(Beginning of SUPPLIED RECORDS)
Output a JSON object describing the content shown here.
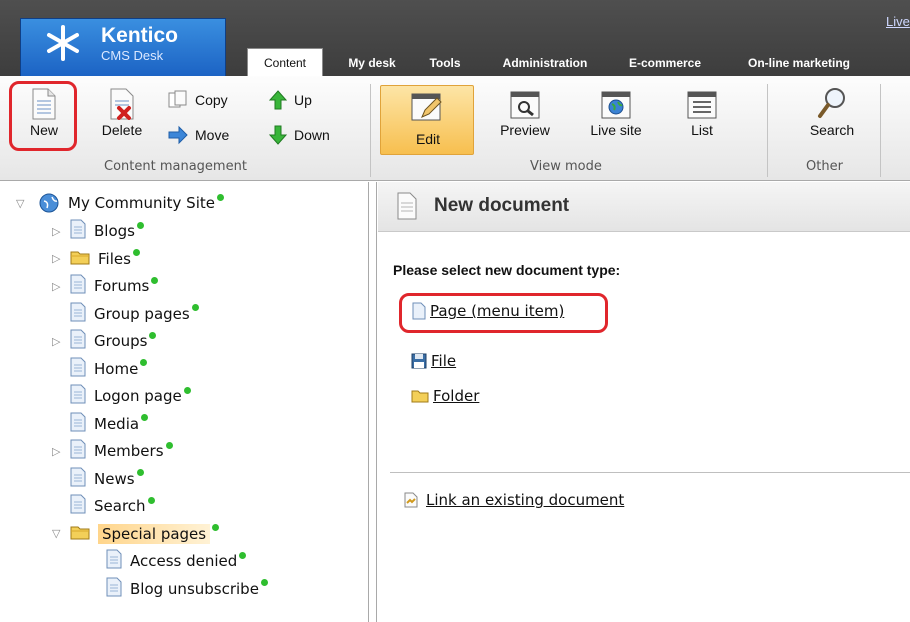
{
  "app": {
    "brand": "Kentico",
    "product": "CMS Desk",
    "live_link": "Live"
  },
  "tabs": [
    {
      "label": "Content",
      "active": true
    },
    {
      "label": "My desk"
    },
    {
      "label": "Tools"
    },
    {
      "label": "Administration"
    },
    {
      "label": "E-commerce"
    },
    {
      "label": "On-line marketing"
    }
  ],
  "toolbar": {
    "new": "New",
    "delete": "Delete",
    "copy": "Copy",
    "move": "Move",
    "up": "Up",
    "down": "Down",
    "group_content": "Content management",
    "edit": "Edit",
    "preview": "Preview",
    "live_site": "Live site",
    "list": "List",
    "group_view": "View mode",
    "search": "Search",
    "group_other": "Other"
  },
  "tree": {
    "root": "My Community Site",
    "items": [
      {
        "label": "Blogs",
        "icon": "page-icon",
        "expandable": true
      },
      {
        "label": "Files",
        "icon": "folder-icon",
        "expandable": true
      },
      {
        "label": "Forums",
        "icon": "page-icon",
        "expandable": true
      },
      {
        "label": "Group pages",
        "icon": "page-icon",
        "expandable": false
      },
      {
        "label": "Groups",
        "icon": "page-icon",
        "expandable": true
      },
      {
        "label": "Home",
        "icon": "page-icon",
        "expandable": false
      },
      {
        "label": "Logon page",
        "icon": "page-icon",
        "expandable": false
      },
      {
        "label": "Media",
        "icon": "page-icon",
        "expandable": false
      },
      {
        "label": "Members",
        "icon": "page-icon",
        "expandable": true
      },
      {
        "label": "News",
        "icon": "page-icon",
        "expandable": false
      },
      {
        "label": "Search",
        "icon": "page-icon",
        "expandable": false
      },
      {
        "label": "Special pages",
        "icon": "folder-icon",
        "expanded": true,
        "selected": true
      },
      {
        "label": "Access denied",
        "icon": "page-icon",
        "child": true
      },
      {
        "label": "Blog unsubscribe",
        "icon": "page-icon",
        "child": true
      }
    ]
  },
  "content": {
    "title": "New document",
    "prompt": "Please select new document type:",
    "types": [
      {
        "label": "Page (menu item)",
        "icon": "page-icon"
      },
      {
        "label": "File",
        "icon": "floppy-icon"
      },
      {
        "label": "Folder",
        "icon": "folder-icon"
      }
    ],
    "link_existing": "Link an existing document"
  },
  "colors": {
    "highlight_ring": "#e0262c",
    "status_dot": "#2fbe2f",
    "edit_active": "#f7bf4f"
  }
}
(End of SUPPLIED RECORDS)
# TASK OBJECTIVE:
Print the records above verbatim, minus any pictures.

# WRITTEN SOLUTION:
Output a JSON object describing the content shown here.
{
  "app": {
    "brand": "Kentico",
    "product": "CMS Desk",
    "live_link": "Live"
  },
  "tabs": [
    {
      "label": "Content",
      "active": true
    },
    {
      "label": "My desk"
    },
    {
      "label": "Tools"
    },
    {
      "label": "Administration"
    },
    {
      "label": "E-commerce"
    },
    {
      "label": "On-line marketing"
    }
  ],
  "toolbar": {
    "new": "New",
    "delete": "Delete",
    "copy": "Copy",
    "move": "Move",
    "up": "Up",
    "down": "Down",
    "group_content": "Content management",
    "edit": "Edit",
    "preview": "Preview",
    "live_site": "Live site",
    "list": "List",
    "group_view": "View mode",
    "search": "Search",
    "group_other": "Other"
  },
  "tree": {
    "root": "My Community Site",
    "items": [
      {
        "label": "Blogs",
        "icon": "page-icon",
        "expandable": true
      },
      {
        "label": "Files",
        "icon": "folder-icon",
        "expandable": true
      },
      {
        "label": "Forums",
        "icon": "page-icon",
        "expandable": true
      },
      {
        "label": "Group pages",
        "icon": "page-icon",
        "expandable": false
      },
      {
        "label": "Groups",
        "icon": "page-icon",
        "expandable": true
      },
      {
        "label": "Home",
        "icon": "page-icon",
        "expandable": false
      },
      {
        "label": "Logon page",
        "icon": "page-icon",
        "expandable": false
      },
      {
        "label": "Media",
        "icon": "page-icon",
        "expandable": false
      },
      {
        "label": "Members",
        "icon": "page-icon",
        "expandable": true
      },
      {
        "label": "News",
        "icon": "page-icon",
        "expandable": false
      },
      {
        "label": "Search",
        "icon": "page-icon",
        "expandable": false
      },
      {
        "label": "Special pages",
        "icon": "folder-icon",
        "expanded": true,
        "selected": true
      },
      {
        "label": "Access denied",
        "icon": "page-icon",
        "child": true
      },
      {
        "label": "Blog unsubscribe",
        "icon": "page-icon",
        "child": true
      }
    ]
  },
  "content": {
    "title": "New document",
    "prompt": "Please select new document type:",
    "types": [
      {
        "label": "Page (menu item)",
        "icon": "page-icon"
      },
      {
        "label": "File",
        "icon": "floppy-icon"
      },
      {
        "label": "Folder",
        "icon": "folder-icon"
      }
    ],
    "link_existing": "Link an existing document"
  },
  "colors": {
    "highlight_ring": "#e0262c",
    "status_dot": "#2fbe2f",
    "edit_active": "#f7bf4f"
  }
}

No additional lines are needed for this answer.